WORK INSTRUCTION:
From the records below, copy out each line that has the word "capital".

RECORDS FOR PROCESSING:
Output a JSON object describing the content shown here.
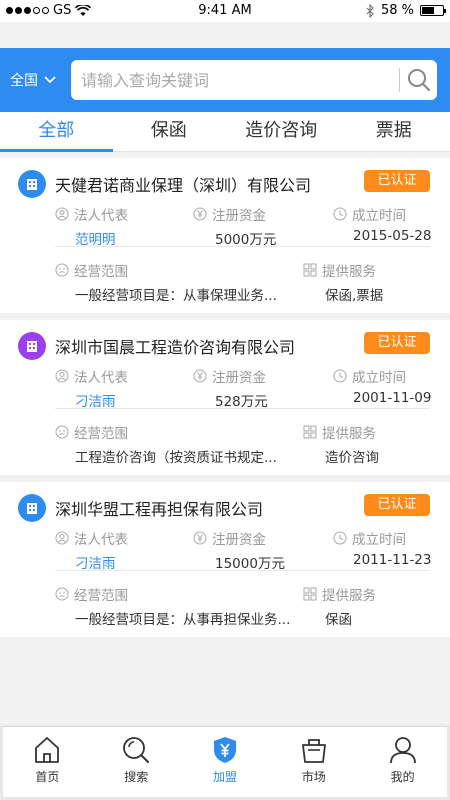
{
  "status_bar": {
    "carrier": "GS",
    "time": "9:41 AM",
    "battery": "58 %",
    "battery_level": 0.58
  },
  "header": {
    "region": "全国",
    "search_placeholder": "请输入查询关键词"
  },
  "tabs": [
    {
      "label": "全部",
      "active": true
    },
    {
      "label": "保函",
      "active": false
    },
    {
      "label": "造价咨询",
      "active": false
    },
    {
      "label": "票据",
      "active": false
    }
  ],
  "field_labels": {
    "legal_rep": "法人代表",
    "capital": "注册资金",
    "founded": "成立时间",
    "scope": "经营范围",
    "services": "提供服务"
  },
  "companies": [
    {
      "name": "天健君诺商业保理（深圳）有限公司",
      "badge": "已认证",
      "icon_color": "#2e8cf0",
      "legal_rep": "范明明",
      "capital": "5000万元",
      "founded": "2015-05-28",
      "scope": "一般经营项目是：从事保理业务...",
      "services": "保函,票据"
    },
    {
      "name": "深圳市国晨工程造价咨询有限公司",
      "badge": "已认证",
      "icon_color": "#9b3ff0",
      "legal_rep": "刁洁雨",
      "capital": "528万元",
      "founded": "2001-11-09",
      "scope": "工程造价咨询（按资质证书规定...",
      "services": "造价咨询"
    },
    {
      "name": "深圳华盟工程再担保有限公司",
      "badge": "已认证",
      "icon_color": "#2e8cf0",
      "legal_rep": "刁洁雨",
      "capital": "15000万元",
      "founded": "2011-11-23",
      "scope": "一般经营项目是：从事再担保业务...",
      "services": "保函"
    }
  ],
  "bottom_nav": [
    {
      "label": "首页",
      "icon": "home-icon",
      "active": false
    },
    {
      "label": "搜索",
      "icon": "search-icon",
      "active": false
    },
    {
      "label": "加盟",
      "icon": "yen-shield-icon",
      "active": true
    },
    {
      "label": "市场",
      "icon": "shop-bag-icon",
      "active": false
    },
    {
      "label": "我的",
      "icon": "user-icon",
      "active": false
    }
  ],
  "colors": {
    "primary": "#2e8cf0",
    "badge": "#ff8c1a",
    "purple": "#9b3ff0"
  }
}
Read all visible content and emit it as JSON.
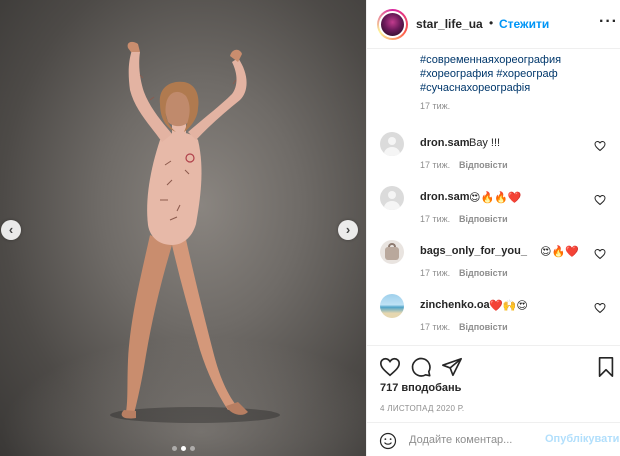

EXERCISE OUTPUT:
    "capital": "注册资金",
      "capital": "5000万元",
      "capital": "528万元",
      "capital": "15000万元",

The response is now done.